Motorized "cars" have their place, most golfers would agree, but they shouldn't rule the fairways. On some courses they do, says Gold Digest, which recently warned that "walking golfers are becoming a vanishing breed in the United States."
Concerned about this trend, the Digest has advocated a return to golf's simplest pleasure -- the joy of hiking after one's ball, not, one hopes, to be found in the woods.
Such a call to action is in keeping with the population's current concern with physical fitness and energy. Beyond this, however, walking can have a positive effect on a course's tranquillity and a golfer's concentration.
In supporting this latter point, the Digest cites recent remarks made by Peter Haslam, the editor of Golf World, a sister publication in England. He is quoted as saying: "One thing I lamented while using a golf car in America was that between shots, while driving or being driven in the car, I found myself talking and being talked to. It tended to break my concentration on the game itself, which became almost incidental."

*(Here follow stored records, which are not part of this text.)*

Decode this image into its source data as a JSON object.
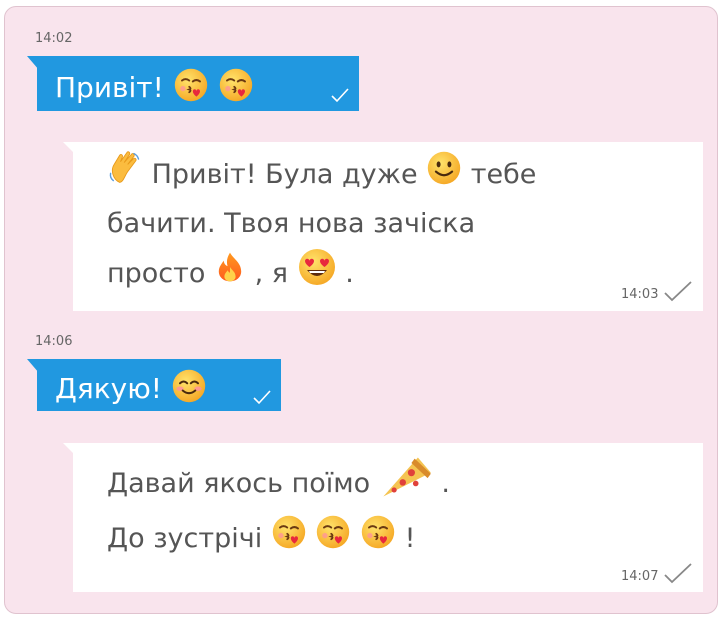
{
  "messages": [
    {
      "time": "14:02",
      "text": "Привіт!"
    },
    {
      "text_a": "Привіт! Була дуже",
      "text_b": "тебе",
      "line2": "бачити. Твоя нова зачіска",
      "line3_a": "просто",
      "line3_b": ", я",
      "line3_c": ".",
      "time": "14:03"
    },
    {
      "time": "14:06",
      "text": "Дякую!"
    },
    {
      "line1_a": "Давай якось поїмо",
      "line1_b": ".",
      "line2_a": "До зустрічі",
      "line2_b": "!",
      "time": "14:07"
    }
  ],
  "icons": {
    "kiss": "kissing-face-with-heart-icon",
    "wave": "waving-hand-icon",
    "smile": "slightly-smiling-face-icon",
    "fire": "fire-icon",
    "heart_eyes": "heart-eyes-face-icon",
    "blush": "smiling-face-with-blush-icon",
    "pizza": "pizza-slice-icon",
    "check": "checkmark-icon"
  },
  "colors": {
    "chat_background": "#f9e4ed",
    "outgoing_bubble": "#2198e0",
    "incoming_bubble": "#ffffff",
    "incoming_text": "#555555"
  }
}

Those who walk generally feel they're more attuned to the game's deliberate pace, which allows them time to plot their strategy between shots. Occasionally though, a golf car materializes from behind to hurry or disrupt those on foot.
The Digest is hardly blind to the value of cars, which permit more hot-weather play and quicker rounds, supply courses with an important source of rental revenue, and provide transportation for those who need it.
But convinced that walking needs a boost, the magazine encourages courses to establish separate times for workers only and to rent hand-pulled carts if the y don't already do so.